The eSafety Women website has had more than 160,000 page views since its launch in April last year, providing important information to women to keep them safe. And in the past 18 months, we’ve had around 3,800 frontline workers take part in eSafety workshops and more than 2,000 complete domestic-violence-alert training. Our trauma-in formed training will enable Family Violence Prevention Legal Services better to support Aboriginal and Torres Strait Islander women. We have also helped the ABS develop a national data collection and reporting framework, so we can form a clearer picture of when and how violence occurs.

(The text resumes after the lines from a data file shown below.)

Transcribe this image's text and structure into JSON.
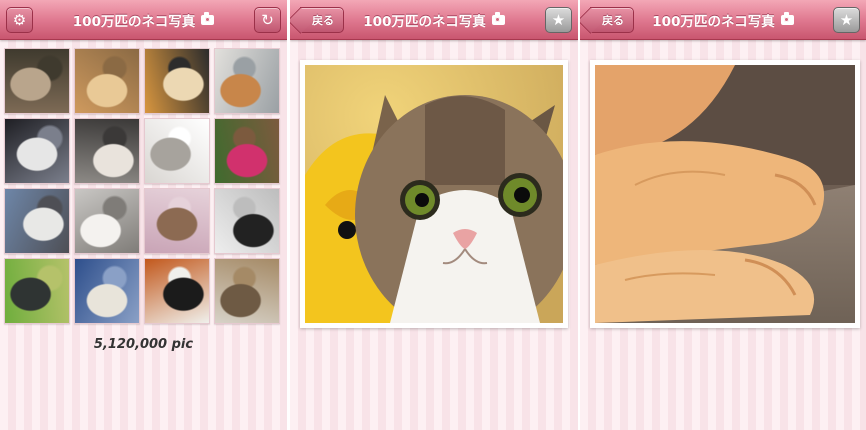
{
  "app": {
    "title": "100万匹のネコ写真"
  },
  "screens": [
    {
      "title": "100万匹のネコ写真",
      "left_button_icon": "gear-icon",
      "right_button_icon": "refresh-icon",
      "count_label": "5,120,000 pic",
      "thumbnails": [
        {
          "subject": "tabby kitten on grass",
          "colors": [
            "#7d6a55",
            "#b9a58c",
            "#3f3a2e"
          ]
        },
        {
          "subject": "orange cat lying",
          "colors": [
            "#cf9a5e",
            "#e9c996",
            "#8b6a44"
          ]
        },
        {
          "subject": "cat on keyboard",
          "colors": [
            "#d8963f",
            "#ecd8b3",
            "#2c2c2c"
          ]
        },
        {
          "subject": "orange cat on floor",
          "colors": [
            "#e2e0dc",
            "#c8864a",
            "#9aa0a4"
          ]
        },
        {
          "subject": "black and white cat",
          "colors": [
            "#1f1f24",
            "#e6e6e6",
            "#7b7f8c"
          ]
        },
        {
          "subject": "yawning cat",
          "colors": [
            "#8d8a86",
            "#e9e3dc",
            "#3b3938"
          ]
        },
        {
          "subject": "two white kittens",
          "colors": [
            "#d9d6d2",
            "#a7a39d",
            "#ffffff"
          ]
        },
        {
          "subject": "cat in flowers",
          "colors": [
            "#3f6b2e",
            "#d1316d",
            "#7c5a3e"
          ]
        },
        {
          "subject": "grey and white cat",
          "colors": [
            "#6e86a8",
            "#e8e8e6",
            "#4e4f55"
          ]
        },
        {
          "subject": "white cat lying",
          "colors": [
            "#c9c7c4",
            "#f4f2ef",
            "#7f7c78"
          ]
        },
        {
          "subject": "tabby cat on pink",
          "colors": [
            "#c9a4b6",
            "#8c6a52",
            "#e6d2da"
          ]
        },
        {
          "subject": "black and white kitten",
          "colors": [
            "#eeeeee",
            "#222222",
            "#bdbdbd"
          ]
        },
        {
          "subject": "dark longhair cat",
          "colors": [
            "#6fae3d",
            "#2f3433",
            "#b5c26a"
          ]
        },
        {
          "subject": "cat on blue pattern",
          "colors": [
            "#2e4f8c",
            "#e8e4da",
            "#8aa0c6"
          ]
        },
        {
          "subject": "tuxedo cat with flowers",
          "colors": [
            "#c2581c",
            "#1b1b1b",
            "#f0f0ec"
          ]
        },
        {
          "subject": "tabby kitten",
          "colors": [
            "#d7d2c8",
            "#6e5a44",
            "#a58a66"
          ]
        }
      ]
    },
    {
      "title": "100万匹のネコ写真",
      "back_label": "戻る",
      "right_button_icon": "star-icon",
      "photo": {
        "subject": "tabby and white cat with yellow toy",
        "colors": [
          "#e8c66a",
          "#f3cf2c",
          "#6d5a44"
        ]
      }
    },
    {
      "title": "100万匹のネコ写真",
      "back_label": "戻る",
      "right_button_icon": "star-icon",
      "photo": {
        "subject": "orange cat paws on carpet",
        "colors": [
          "#e3a86d",
          "#8e7d6f",
          "#f2d3ad"
        ]
      }
    }
  ]
}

All of this work demonstrates our commitment to Australian women and children. We are with you and we will continue to push for gender equality across every aspect of Australian life, so we can stop violence before the seed is sown, to stop it at the start. Our $30 million national campaign, jointly funded with the States and Territories, is changing the way Australians talk about gender. The TV commercials, which were absolutely brilliant, have had more than 42 million views. Almost 70 per cent of those who recall the campaign have taken action as a result. This goes to the heart of what White Ribbon stands for; the cultural change needed to stop violence, and for individuals, in particular men, making that personal commitment to change.
Engaging fathers is a strong focus of White Ribbon. I look forward to seeing the impact of your Empowering Fathers Project as it gets off the ground over the coming months. It will help young men and fathers – and grandfathers too I should add – to better understand the responsibility of being a husband, a partner, or a dad and remember how important it is to stop disrespect of women at the very start. Lucy was the first person that I heard say this and she is absolutely right; we all have an obligation – fathers and mothers – to bring up our sons and grandsons to respect all the women in their lives, right from the very start.

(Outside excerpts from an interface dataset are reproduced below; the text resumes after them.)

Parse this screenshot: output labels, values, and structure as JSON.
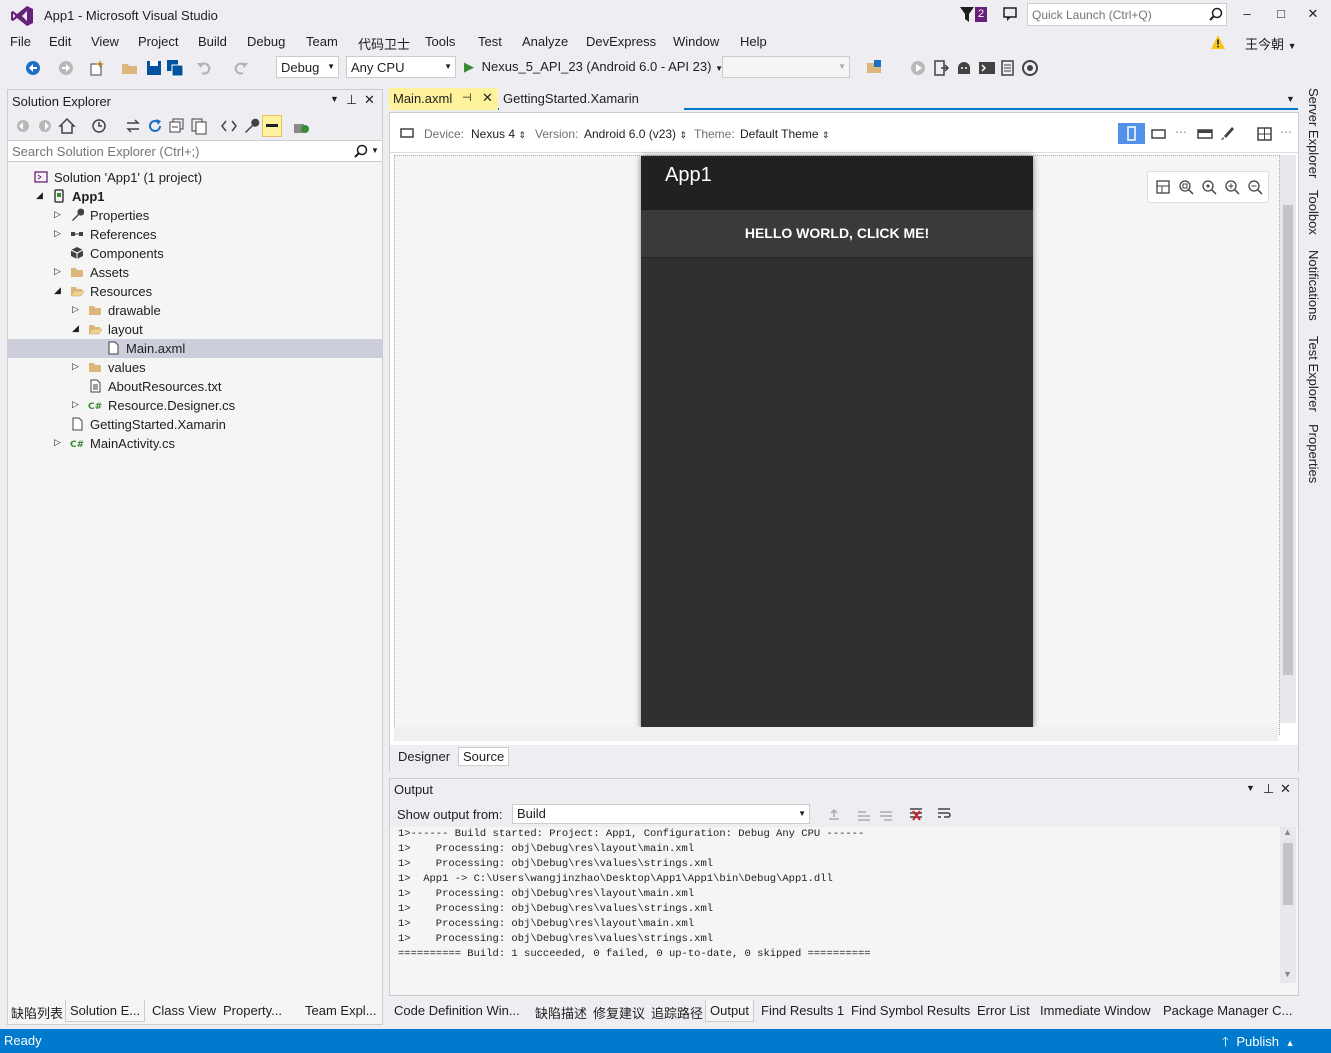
{
  "title": "App1 - Microsoft Visual Studio",
  "notification_count": "2",
  "quick_launch_placeholder": "Quick Launch (Ctrl+Q)",
  "window_buttons": [
    "–",
    "□",
    "✕"
  ],
  "menu": [
    "File",
    "Edit",
    "View",
    "Project",
    "Build",
    "Debug",
    "Team",
    "代码卫士",
    "Tools",
    "Test",
    "Analyze",
    "DevExpress",
    "Window",
    "Help"
  ],
  "user_name": "王今朝",
  "toolbar": {
    "config": "Debug",
    "platform": "Any CPU",
    "run_target": "Nexus_5_API_23 (Android 6.0 - API 23)"
  },
  "solution_explorer": {
    "title": "Solution Explorer",
    "search_placeholder": "Search Solution Explorer (Ctrl+;)",
    "tree": [
      {
        "label": "Solution 'App1' (1 project)",
        "indent": 0,
        "toggle": "",
        "icon": "solution-icon",
        "bold": false
      },
      {
        "label": "App1",
        "indent": 1,
        "toggle": "◢",
        "icon": "android-project-icon",
        "bold": true
      },
      {
        "label": "Properties",
        "indent": 2,
        "toggle": "▷",
        "icon": "wrench-icon",
        "bold": false
      },
      {
        "label": "References",
        "indent": 2,
        "toggle": "▷",
        "icon": "references-icon",
        "bold": false
      },
      {
        "label": "Components",
        "indent": 2,
        "toggle": "",
        "icon": "components-icon",
        "bold": false
      },
      {
        "label": "Assets",
        "indent": 2,
        "toggle": "▷",
        "icon": "folder-icon",
        "bold": false
      },
      {
        "label": "Resources",
        "indent": 2,
        "toggle": "◢",
        "icon": "folder-open-icon",
        "bold": false
      },
      {
        "label": "drawable",
        "indent": 3,
        "toggle": "▷",
        "icon": "folder-icon",
        "bold": false
      },
      {
        "label": "layout",
        "indent": 3,
        "toggle": "◢",
        "icon": "folder-open-icon",
        "bold": false
      },
      {
        "label": "Main.axml",
        "indent": 4,
        "toggle": "",
        "icon": "file-icon",
        "bold": false,
        "selected": true
      },
      {
        "label": "values",
        "indent": 3,
        "toggle": "▷",
        "icon": "folder-icon",
        "bold": false
      },
      {
        "label": "AboutResources.txt",
        "indent": 3,
        "toggle": "",
        "icon": "text-file-icon",
        "bold": false
      },
      {
        "label": "Resource.Designer.cs",
        "indent": 3,
        "toggle": "▷",
        "icon": "csharp-file-icon",
        "bold": false
      },
      {
        "label": "GettingStarted.Xamarin",
        "indent": 2,
        "toggle": "",
        "icon": "file-icon",
        "bold": false
      },
      {
        "label": "MainActivity.cs",
        "indent": 2,
        "toggle": "▷",
        "icon": "csharp-file-icon",
        "bold": false
      }
    ]
  },
  "left_bottom_tabs": [
    "缺陷列表",
    "Solution E...",
    "Class View",
    "Property...",
    "Team Expl..."
  ],
  "doc_tabs": [
    {
      "label": "Main.axml",
      "active": true
    },
    {
      "label": "GettingStarted.Xamarin",
      "active": false
    }
  ],
  "designer": {
    "device_label": "Device:",
    "device": "Nexus 4",
    "version_label": "Version:",
    "version": "Android 6.0 (v23)",
    "theme_label": "Theme:",
    "theme": "Default Theme",
    "app_title": "App1",
    "button_text": "HELLO WORLD, CLICK ME!",
    "bottom_tabs": [
      "Designer",
      "Source"
    ]
  },
  "output": {
    "title": "Output",
    "show_from_label": "Show output from:",
    "show_from_value": "Build",
    "lines": [
      "1>------ Build started: Project: App1, Configuration: Debug Any CPU ------",
      "1>    Processing: obj\\Debug\\res\\layout\\main.xml",
      "1>    Processing: obj\\Debug\\res\\values\\strings.xml",
      "1>  App1 -> C:\\Users\\wangjinzhao\\Desktop\\App1\\App1\\bin\\Debug\\App1.dll",
      "1>    Processing: obj\\Debug\\res\\layout\\main.xml",
      "1>    Processing: obj\\Debug\\res\\values\\strings.xml",
      "1>    Processing: obj\\Debug\\res\\layout\\main.xml",
      "1>    Processing: obj\\Debug\\res\\values\\strings.xml",
      "========== Build: 1 succeeded, 0 failed, 0 up-to-date, 0 skipped =========="
    ]
  },
  "bottom_tabs": [
    "Code Definition Win...",
    "缺陷描述",
    "修复建议",
    "追踪路径",
    "Output",
    "Find Results 1",
    "Find Symbol Results",
    "Error List",
    "Immediate Window",
    "Package Manager C..."
  ],
  "right_tabs": [
    "Server Explorer",
    "Toolbox",
    "Notifications",
    "Test Explorer",
    "Properties"
  ],
  "status": {
    "left": "Ready",
    "right": "Publish"
  },
  "colors": {
    "accent": "#007acc",
    "vs_purple": "#68217a",
    "active_tab": "#fff29d"
  }
}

Edmund Burke, wrote that:
“No-one made a greater mistake than he who did nothing, because he could only do little.” Today I challenge all Australian men to think about what you will do to advance equality in your world – in your roles as fathers, sons, brothers, colleagues, mates – no matter how small an action it feels. A word to a nephew, a word to a grandson. That could change the direction of a life and keep women safe in the future. We can all do better, and we can all do more. All of us are capable of saying: “That behaviour, that language, is not acceptable,” when we see sons or brothers or friends or workmates show disrespect. All of us are capable of thinking twice before applying gender stereotypes, or implying that to be female, is to be weak or inferior.

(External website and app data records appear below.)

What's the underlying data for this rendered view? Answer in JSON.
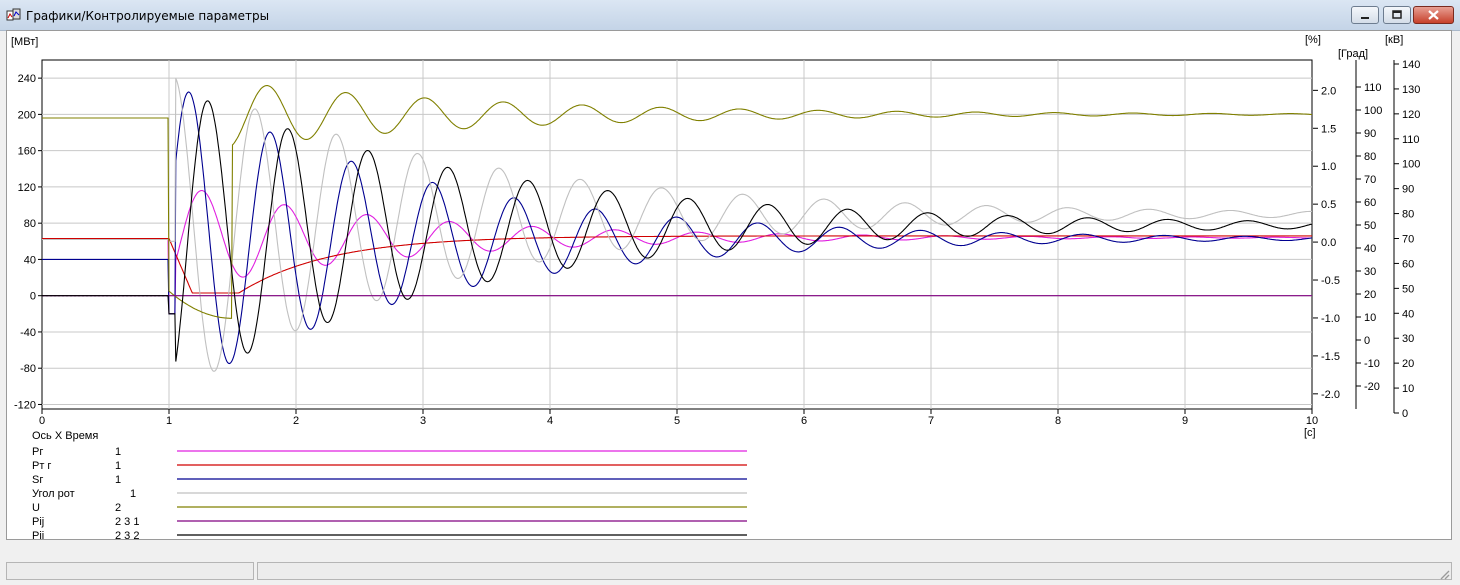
{
  "window": {
    "title": "Графики/Контролируемые параметры"
  },
  "chart_data": {
    "type": "line",
    "x": {
      "label": "[c]",
      "range": [
        0,
        10
      ],
      "ticks": [
        "0",
        "1",
        "2",
        "3",
        "4",
        "5",
        "6",
        "7",
        "8",
        "9",
        "10"
      ]
    },
    "axes": {
      "y_left": {
        "unit": "[МВт]",
        "range": [
          -125,
          260
        ],
        "ticks": [
          "240",
          "200",
          "160",
          "120",
          "80",
          "40",
          "0",
          "-40",
          "-80",
          "-120"
        ]
      },
      "y_right1": {
        "unit": "[%]",
        "range": [
          -2.2,
          2.4
        ],
        "ticks": [
          "2.0",
          "1.5",
          "1.0",
          "0.5",
          "0.0",
          "-0.5",
          "-1.0",
          "-1.5",
          "-2.0"
        ]
      },
      "y_right2": {
        "unit": "[Град]",
        "range": [
          -30,
          120
        ],
        "ticks": [
          "110",
          "100",
          "90",
          "80",
          "70",
          "60",
          "50",
          "40",
          "30",
          "20",
          "10",
          "0",
          "-10",
          "-20"
        ]
      },
      "y_right3": {
        "unit": "[кВ]",
        "range": [
          0,
          140
        ],
        "ticks": [
          "140",
          "130",
          "120",
          "110",
          "100",
          "90",
          "80",
          "70",
          "60",
          "50",
          "40",
          "30",
          "20",
          "10",
          "0"
        ]
      }
    },
    "grid": true,
    "zero_line": "dashed before t=1",
    "series": [
      {
        "name": "Pг",
        "axis": "y_left",
        "color": "#e020e0",
        "pre": 63,
        "post_start": -20,
        "final": 64,
        "amp": 60,
        "period": 0.65,
        "decay": 0.55,
        "phase": 0.1,
        "drift": 0
      },
      {
        "name": "Pт г",
        "axis": "y_left",
        "color": "#d00000",
        "pre": 63,
        "dip_to": 3,
        "dip_end": 1.55,
        "final": 66
      },
      {
        "name": "Sг",
        "axis": "y_left",
        "color": "#000090",
        "pre": 40,
        "post_start": -20,
        "final": 63,
        "amp": 175,
        "period": 0.64,
        "decay": 0.5,
        "phase": 0.0,
        "drift": 0
      },
      {
        "name": "Угол рот",
        "axis": "y_left",
        "color": "#c0c0c0",
        "pre": 62,
        "post_start": 60,
        "final": 90,
        "amp": 180,
        "period": 0.64,
        "decay": 0.45,
        "phase": -0.12,
        "drift": 25
      },
      {
        "name": "U",
        "axis": "y_left",
        "color": "#808000",
        "pre": 196,
        "dip_to": -25,
        "dip_end": 1.5,
        "final": 200,
        "amp": 45,
        "period": 0.62,
        "decay": 0.45
      },
      {
        "name": "Pij",
        "axis": "y_left",
        "color": "#800080",
        "pre": 0,
        "final": 0
      },
      {
        "name": "Pij",
        "axis": "y_left",
        "color": "#000000",
        "pre": 0,
        "post_start": -20,
        "final": 78,
        "amp": 170,
        "period": 0.63,
        "decay": 0.42,
        "phase": 0.15,
        "drift": 15
      }
    ]
  },
  "legend": {
    "header": "Ось X  Время",
    "items": [
      {
        "name": "Pг",
        "num": "1",
        "color": "#e020e0"
      },
      {
        "name": "Pт г",
        "num": "1",
        "color": "#d00000"
      },
      {
        "name": "Sг",
        "num": "1",
        "color": "#000090"
      },
      {
        "name": "Угол рот",
        "num": "1",
        "color": "#c0c0c0"
      },
      {
        "name": "U",
        "num": "2",
        "color": "#808000"
      },
      {
        "name": "Pij",
        "num": "2  3  1",
        "color": "#800080"
      },
      {
        "name": "Pij",
        "num": "2  3  2",
        "color": "#000000"
      }
    ]
  }
}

The answer lies in all of us. We have within us the power to create an Australia where domestic violence is always challenged and never accepted. The personal and political will expressed here this morning fills me with the faith that one day we will triumph over this terrible violence.
Thank you all very much.